◆ Aim of the exercise ◆
Check each line below for "JSON" and say how many have it, with no other words.

━━━ Source material

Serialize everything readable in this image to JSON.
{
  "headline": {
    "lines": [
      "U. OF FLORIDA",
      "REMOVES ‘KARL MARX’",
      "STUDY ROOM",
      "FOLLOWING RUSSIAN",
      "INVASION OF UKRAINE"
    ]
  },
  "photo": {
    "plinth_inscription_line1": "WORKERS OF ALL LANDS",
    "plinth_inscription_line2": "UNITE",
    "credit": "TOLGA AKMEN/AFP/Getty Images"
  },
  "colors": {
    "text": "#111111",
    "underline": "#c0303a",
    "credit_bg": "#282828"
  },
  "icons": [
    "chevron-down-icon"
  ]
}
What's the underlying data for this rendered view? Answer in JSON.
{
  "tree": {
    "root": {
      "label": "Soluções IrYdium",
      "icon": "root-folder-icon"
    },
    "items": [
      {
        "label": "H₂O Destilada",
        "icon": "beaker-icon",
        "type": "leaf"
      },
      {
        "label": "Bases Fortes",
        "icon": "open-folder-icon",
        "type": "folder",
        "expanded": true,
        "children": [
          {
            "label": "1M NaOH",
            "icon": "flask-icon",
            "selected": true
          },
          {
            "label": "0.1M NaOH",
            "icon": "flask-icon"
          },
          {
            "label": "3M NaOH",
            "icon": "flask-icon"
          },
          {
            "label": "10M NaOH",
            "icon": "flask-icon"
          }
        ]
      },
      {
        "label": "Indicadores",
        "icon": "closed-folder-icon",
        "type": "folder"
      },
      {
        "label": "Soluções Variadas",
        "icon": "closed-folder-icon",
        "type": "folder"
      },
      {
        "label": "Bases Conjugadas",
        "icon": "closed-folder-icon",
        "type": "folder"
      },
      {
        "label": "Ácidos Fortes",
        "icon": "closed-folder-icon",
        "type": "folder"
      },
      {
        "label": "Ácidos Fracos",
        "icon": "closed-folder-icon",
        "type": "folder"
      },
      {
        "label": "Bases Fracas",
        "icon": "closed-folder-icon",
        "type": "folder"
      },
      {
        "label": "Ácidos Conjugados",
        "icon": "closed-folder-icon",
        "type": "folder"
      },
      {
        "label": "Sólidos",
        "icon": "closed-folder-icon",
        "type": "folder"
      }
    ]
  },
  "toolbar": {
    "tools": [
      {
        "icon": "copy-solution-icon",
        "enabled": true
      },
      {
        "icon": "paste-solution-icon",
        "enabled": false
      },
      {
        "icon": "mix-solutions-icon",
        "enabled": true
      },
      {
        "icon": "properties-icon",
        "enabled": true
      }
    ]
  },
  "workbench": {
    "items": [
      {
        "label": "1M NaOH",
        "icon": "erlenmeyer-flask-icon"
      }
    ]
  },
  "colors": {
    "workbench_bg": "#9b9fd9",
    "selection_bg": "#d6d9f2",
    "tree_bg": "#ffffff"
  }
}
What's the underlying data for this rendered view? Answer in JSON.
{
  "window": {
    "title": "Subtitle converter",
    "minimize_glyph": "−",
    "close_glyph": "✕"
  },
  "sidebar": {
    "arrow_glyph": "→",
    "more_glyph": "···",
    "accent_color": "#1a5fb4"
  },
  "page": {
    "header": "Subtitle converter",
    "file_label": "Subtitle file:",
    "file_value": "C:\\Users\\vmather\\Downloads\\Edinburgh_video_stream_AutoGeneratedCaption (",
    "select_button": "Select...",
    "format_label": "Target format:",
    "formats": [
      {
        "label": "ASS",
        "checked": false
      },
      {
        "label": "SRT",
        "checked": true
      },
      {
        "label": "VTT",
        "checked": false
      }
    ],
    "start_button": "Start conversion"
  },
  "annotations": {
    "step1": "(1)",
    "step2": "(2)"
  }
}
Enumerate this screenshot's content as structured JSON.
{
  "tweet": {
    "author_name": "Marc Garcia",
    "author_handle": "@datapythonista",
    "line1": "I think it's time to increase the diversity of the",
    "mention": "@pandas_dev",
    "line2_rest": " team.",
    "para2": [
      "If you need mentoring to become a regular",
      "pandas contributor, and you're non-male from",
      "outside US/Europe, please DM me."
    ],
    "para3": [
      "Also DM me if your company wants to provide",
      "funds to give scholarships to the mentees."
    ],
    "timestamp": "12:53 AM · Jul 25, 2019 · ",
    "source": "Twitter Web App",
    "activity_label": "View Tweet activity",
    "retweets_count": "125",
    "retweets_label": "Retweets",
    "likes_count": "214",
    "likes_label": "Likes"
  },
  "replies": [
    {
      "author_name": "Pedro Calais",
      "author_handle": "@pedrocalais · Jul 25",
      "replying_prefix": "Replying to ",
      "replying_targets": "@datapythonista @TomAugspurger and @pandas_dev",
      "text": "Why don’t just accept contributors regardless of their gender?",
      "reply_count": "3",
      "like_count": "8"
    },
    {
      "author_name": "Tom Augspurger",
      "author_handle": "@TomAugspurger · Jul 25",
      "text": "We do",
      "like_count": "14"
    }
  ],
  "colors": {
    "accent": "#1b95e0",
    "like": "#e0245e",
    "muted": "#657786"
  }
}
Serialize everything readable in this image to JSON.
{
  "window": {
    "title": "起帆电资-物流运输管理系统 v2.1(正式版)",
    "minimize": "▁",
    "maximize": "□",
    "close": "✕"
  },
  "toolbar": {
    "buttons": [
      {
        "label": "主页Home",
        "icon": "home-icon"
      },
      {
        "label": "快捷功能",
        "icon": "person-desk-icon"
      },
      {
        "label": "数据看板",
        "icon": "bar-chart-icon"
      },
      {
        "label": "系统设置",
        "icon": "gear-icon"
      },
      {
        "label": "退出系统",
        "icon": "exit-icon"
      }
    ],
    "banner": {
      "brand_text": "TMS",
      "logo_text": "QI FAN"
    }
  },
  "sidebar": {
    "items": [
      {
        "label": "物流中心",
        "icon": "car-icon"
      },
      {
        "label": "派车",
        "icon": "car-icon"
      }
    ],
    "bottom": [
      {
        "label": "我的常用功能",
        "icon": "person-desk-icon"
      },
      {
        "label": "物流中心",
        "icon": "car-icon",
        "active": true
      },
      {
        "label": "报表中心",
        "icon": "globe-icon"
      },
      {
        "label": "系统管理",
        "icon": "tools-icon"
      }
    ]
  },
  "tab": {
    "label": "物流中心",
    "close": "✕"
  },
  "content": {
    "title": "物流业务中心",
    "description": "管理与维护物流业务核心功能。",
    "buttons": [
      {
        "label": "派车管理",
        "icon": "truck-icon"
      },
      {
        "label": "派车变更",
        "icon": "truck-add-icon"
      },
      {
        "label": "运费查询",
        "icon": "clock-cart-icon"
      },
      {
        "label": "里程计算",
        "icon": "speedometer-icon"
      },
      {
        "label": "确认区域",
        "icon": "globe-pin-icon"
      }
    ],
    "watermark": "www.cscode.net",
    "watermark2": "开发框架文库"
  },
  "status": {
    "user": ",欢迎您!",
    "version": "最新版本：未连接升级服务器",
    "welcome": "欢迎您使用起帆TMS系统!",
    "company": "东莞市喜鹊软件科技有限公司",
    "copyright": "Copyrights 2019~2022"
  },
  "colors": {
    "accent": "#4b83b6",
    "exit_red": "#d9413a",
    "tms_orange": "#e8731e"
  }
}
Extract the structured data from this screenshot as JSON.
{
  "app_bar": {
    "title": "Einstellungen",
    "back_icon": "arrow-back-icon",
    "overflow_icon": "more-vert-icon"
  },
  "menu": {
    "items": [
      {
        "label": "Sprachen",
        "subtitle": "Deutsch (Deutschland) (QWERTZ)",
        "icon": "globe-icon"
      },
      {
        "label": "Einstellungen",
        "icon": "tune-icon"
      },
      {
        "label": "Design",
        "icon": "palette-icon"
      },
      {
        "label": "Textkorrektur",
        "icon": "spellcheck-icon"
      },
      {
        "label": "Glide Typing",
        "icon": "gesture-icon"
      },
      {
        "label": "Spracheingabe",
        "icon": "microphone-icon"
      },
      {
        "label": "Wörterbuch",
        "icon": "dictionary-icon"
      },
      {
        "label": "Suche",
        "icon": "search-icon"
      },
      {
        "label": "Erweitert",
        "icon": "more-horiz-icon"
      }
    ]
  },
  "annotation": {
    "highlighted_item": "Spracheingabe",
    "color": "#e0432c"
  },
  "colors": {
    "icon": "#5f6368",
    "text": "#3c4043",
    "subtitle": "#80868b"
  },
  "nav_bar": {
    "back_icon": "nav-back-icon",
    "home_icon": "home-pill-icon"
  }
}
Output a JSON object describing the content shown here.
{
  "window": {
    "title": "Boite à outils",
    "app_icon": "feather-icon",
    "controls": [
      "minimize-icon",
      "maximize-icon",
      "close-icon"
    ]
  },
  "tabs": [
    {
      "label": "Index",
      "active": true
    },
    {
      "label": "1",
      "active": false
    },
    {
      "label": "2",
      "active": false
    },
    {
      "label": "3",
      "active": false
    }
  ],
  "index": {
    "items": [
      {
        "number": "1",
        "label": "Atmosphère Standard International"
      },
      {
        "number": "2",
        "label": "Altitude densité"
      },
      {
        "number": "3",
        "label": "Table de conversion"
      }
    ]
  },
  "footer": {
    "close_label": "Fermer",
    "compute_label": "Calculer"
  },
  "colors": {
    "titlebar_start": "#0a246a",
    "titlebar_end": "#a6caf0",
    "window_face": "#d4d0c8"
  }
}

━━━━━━

◆ Response below ◆
7